_INFORMATION GIVEN_
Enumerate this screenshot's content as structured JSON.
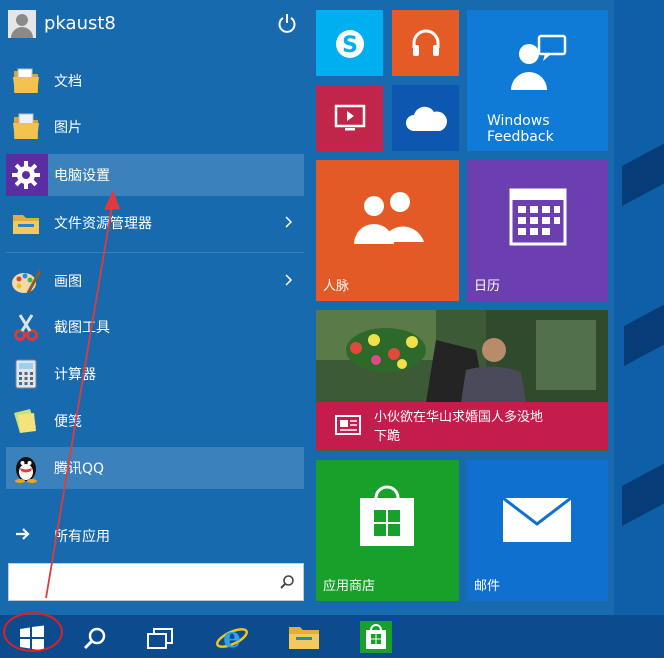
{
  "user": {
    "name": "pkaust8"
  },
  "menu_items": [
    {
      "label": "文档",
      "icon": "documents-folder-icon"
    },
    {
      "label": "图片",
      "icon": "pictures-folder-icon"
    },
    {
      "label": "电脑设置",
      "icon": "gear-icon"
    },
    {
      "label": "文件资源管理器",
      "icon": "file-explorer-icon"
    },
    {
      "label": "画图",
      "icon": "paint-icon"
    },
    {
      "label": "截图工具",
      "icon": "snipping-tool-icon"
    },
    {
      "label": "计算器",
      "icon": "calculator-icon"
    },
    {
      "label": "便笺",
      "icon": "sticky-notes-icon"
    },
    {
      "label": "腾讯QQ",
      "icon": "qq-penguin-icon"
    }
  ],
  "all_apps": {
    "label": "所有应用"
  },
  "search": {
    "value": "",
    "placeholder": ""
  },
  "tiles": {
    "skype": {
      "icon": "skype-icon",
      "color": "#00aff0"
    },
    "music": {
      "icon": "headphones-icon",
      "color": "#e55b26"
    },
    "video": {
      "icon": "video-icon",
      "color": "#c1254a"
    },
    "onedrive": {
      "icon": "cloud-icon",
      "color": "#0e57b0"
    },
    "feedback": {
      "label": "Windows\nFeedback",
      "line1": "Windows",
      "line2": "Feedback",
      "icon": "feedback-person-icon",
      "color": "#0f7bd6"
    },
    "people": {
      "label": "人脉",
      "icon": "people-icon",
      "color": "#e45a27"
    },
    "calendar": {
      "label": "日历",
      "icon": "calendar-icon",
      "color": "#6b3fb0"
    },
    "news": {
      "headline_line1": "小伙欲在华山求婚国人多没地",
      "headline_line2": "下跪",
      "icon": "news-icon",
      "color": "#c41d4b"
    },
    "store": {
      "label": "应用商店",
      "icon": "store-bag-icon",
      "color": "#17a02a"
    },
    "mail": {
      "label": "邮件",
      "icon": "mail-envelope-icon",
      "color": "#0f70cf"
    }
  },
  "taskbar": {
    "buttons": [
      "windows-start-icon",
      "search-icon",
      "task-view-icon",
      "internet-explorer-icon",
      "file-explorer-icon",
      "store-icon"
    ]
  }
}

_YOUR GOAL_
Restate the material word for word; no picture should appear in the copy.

_ANSWER SECTION_
Enumerate this screenshot's content as structured JSON.
{
  "user": {
    "name": "pkaust8"
  },
  "menu_items": [
    {
      "label": "文档",
      "icon": "documents-folder-icon"
    },
    {
      "label": "图片",
      "icon": "pictures-folder-icon"
    },
    {
      "label": "电脑设置",
      "icon": "gear-icon"
    },
    {
      "label": "文件资源管理器",
      "icon": "file-explorer-icon"
    },
    {
      "label": "画图",
      "icon": "paint-icon"
    },
    {
      "label": "截图工具",
      "icon": "snipping-tool-icon"
    },
    {
      "label": "计算器",
      "icon": "calculator-icon"
    },
    {
      "label": "便笺",
      "icon": "sticky-notes-icon"
    },
    {
      "label": "腾讯QQ",
      "icon": "qq-penguin-icon"
    }
  ],
  "all_apps": {
    "label": "所有应用"
  },
  "search": {
    "value": "",
    "placeholder": ""
  },
  "tiles": {
    "skype": {
      "icon": "skype-icon",
      "color": "#00aff0"
    },
    "music": {
      "icon": "headphones-icon",
      "color": "#e55b26"
    },
    "video": {
      "icon": "video-icon",
      "color": "#c1254a"
    },
    "onedrive": {
      "icon": "cloud-icon",
      "color": "#0e57b0"
    },
    "feedback": {
      "label": "Windows\nFeedback",
      "line1": "Windows",
      "line2": "Feedback",
      "icon": "feedback-person-icon",
      "color": "#0f7bd6"
    },
    "people": {
      "label": "人脉",
      "icon": "people-icon",
      "color": "#e45a27"
    },
    "calendar": {
      "label": "日历",
      "icon": "calendar-icon",
      "color": "#6b3fb0"
    },
    "news": {
      "headline_line1": "小伙欲在华山求婚国人多没地",
      "headline_line2": "下跪",
      "icon": "news-icon",
      "color": "#c41d4b"
    },
    "store": {
      "label": "应用商店",
      "icon": "store-bag-icon",
      "color": "#17a02a"
    },
    "mail": {
      "label": "邮件",
      "icon": "mail-envelope-icon",
      "color": "#0f70cf"
    }
  },
  "taskbar": {
    "buttons": [
      "windows-start-icon",
      "search-icon",
      "task-view-icon",
      "internet-explorer-icon",
      "file-explorer-icon",
      "store-icon"
    ]
  }
}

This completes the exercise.